But Ni-MH batteries don't live forever. Typical they should survive 1000 charge discharge cycles, but when "misused" they can be bad before you reached that.
Please also check the contacts. Both, on the batteries and in the camera, where the batteries go, if these contacts are all clean and shiny. And at last, make sure you did put in the batteries the correct way. Turned around the camera won't work at all.
If you got the camera brand new, you should know there are no batteries delivered with the camera.
I have connected my PowerShot A2000IS that was doing the same thing for me and I discovered the following: 1) The unit works fine even down to 2.5V providing the supply source (i.e. batteries can deliver 500 mA for a short burst during startup, i.e. when the camera's lens is extended). The camera draws 300mA with screen on after the initial startup current has settled. This means that the camera may not work with batteries like normal alkaline as these don't normally supply large currents, like NI-MH and NI-Cd can. 2) I found that if I lowered the voltage down to (using my bench power supply) that the low power indicator come on at just under 2.5 Vs, BUT once it has indicated low battery, turning the voltage back up to 3V didn't remove the low battery indication. 3) Finally I connected my fully charged (with combined voltage of 2.7V) Ni-Mh rechargeables (old and well used) using wires to allow me to measure their voltage and I found that when I turned on the camera the voltage dipped to 2.3V, but come up after the lens was deployed. Conclusion and recommendations: a) Get some new high quality Ni-Mh cells. b) Don't use Alkaline cells (even Duracell brand might not handle it). c) Forget Ni-Cd as terminal voltage would be at best 2.6V which doesn
Some digital camera **** the life out of batteries, especially the older ones, even when off. It stores info like date and time etc. I take the batteries out when I am not using it for a while. True it is a pain resetting the time but it saves the batteries. Also go for the top line rechargebles,
Try using recomended batteries:
optional KODAK EASYSHARE Docks with 1 KODAK Ni-MH Rechargeable Digital Camera Battery KAA2HR; 2 Ni-MH batteries AA, 2 lithium batteries AA; 1 KODAK Lithium Digital Camera Battery CRV3; KODAK Ni-MH 2100mAh Battery Pack, KODAK Digital Camera Battery AA (ZR6); KODAK Alkaline Digital Camera Batteries AA; 3 volt DC input AC adapter

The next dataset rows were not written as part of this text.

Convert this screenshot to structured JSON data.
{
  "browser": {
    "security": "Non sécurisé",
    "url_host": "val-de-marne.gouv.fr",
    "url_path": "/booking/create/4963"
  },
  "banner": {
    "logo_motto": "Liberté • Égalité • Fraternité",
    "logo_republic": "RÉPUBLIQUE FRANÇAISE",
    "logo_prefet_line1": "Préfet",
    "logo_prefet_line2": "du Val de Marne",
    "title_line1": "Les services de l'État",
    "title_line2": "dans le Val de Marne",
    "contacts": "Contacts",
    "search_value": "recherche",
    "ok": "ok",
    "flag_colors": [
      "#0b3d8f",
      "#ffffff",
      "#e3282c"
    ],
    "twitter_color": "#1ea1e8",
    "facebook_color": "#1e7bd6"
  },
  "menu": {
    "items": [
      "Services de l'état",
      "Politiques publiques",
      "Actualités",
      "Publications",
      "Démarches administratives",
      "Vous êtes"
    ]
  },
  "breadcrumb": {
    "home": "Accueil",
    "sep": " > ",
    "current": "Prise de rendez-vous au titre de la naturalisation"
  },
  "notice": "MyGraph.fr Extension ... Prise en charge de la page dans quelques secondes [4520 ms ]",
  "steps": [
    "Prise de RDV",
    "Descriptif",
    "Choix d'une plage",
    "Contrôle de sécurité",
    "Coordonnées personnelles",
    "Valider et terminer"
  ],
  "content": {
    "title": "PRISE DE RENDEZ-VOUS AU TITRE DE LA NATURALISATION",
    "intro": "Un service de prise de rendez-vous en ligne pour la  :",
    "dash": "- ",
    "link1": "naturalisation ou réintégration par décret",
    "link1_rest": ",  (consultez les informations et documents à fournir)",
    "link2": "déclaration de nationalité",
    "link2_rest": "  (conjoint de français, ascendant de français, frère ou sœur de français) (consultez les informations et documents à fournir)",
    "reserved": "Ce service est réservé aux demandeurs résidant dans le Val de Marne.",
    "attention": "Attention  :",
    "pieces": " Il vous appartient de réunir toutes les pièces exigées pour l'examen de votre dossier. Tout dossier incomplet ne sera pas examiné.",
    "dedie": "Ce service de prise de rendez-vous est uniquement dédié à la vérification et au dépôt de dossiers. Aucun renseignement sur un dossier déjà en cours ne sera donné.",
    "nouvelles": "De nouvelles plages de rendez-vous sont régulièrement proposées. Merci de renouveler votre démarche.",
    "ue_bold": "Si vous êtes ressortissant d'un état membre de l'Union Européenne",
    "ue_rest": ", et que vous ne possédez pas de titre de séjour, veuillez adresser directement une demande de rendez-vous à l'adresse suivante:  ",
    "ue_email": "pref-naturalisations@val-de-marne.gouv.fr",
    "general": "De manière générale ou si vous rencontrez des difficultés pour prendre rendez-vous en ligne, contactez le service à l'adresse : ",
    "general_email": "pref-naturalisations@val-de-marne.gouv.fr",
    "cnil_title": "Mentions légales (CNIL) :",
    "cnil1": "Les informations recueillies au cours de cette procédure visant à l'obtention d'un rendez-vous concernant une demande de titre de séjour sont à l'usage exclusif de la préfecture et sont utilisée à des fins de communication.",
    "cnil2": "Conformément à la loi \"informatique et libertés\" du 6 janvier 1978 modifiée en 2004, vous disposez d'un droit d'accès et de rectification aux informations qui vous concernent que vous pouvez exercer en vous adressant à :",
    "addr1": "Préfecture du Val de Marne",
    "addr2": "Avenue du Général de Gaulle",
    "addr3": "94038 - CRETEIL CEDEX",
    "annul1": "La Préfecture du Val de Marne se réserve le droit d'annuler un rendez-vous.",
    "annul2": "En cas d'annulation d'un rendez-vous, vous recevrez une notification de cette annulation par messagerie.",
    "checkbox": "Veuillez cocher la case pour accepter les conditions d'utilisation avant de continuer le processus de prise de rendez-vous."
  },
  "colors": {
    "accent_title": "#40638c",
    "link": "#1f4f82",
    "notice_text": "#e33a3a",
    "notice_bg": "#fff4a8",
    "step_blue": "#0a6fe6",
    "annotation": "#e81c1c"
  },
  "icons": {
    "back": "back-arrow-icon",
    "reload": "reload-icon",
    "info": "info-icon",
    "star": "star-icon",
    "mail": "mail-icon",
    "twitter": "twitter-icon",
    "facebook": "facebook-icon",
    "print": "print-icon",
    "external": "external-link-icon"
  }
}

If your camera doesn't work with NiMH, then it's most likely that you have either one or more bad atteries, or your camera is defective.
p. 6 from the user guide:
"..Ni-MH batteries left unused in storage for long periods can become ?deactivated?. Also,repeatedly charging Ni-MH batteries that are only partially discharged can cause them to suffer from the ?memory effect?. Ni-MH batteries that are ?deactivated? or affected by ?memory? suffer from the problem of only
providing power for a short time after being charged. To prevent this problem, discharge and recharge them several times using the camera?s ?Discharging rechargeable batteries? function. By
repeating this cycle several times, the temporary reduction in performance caused by ?memory? or ?deactivation? can be remedied and the batteries can be restored to their original performance
Sorry i cant help you more..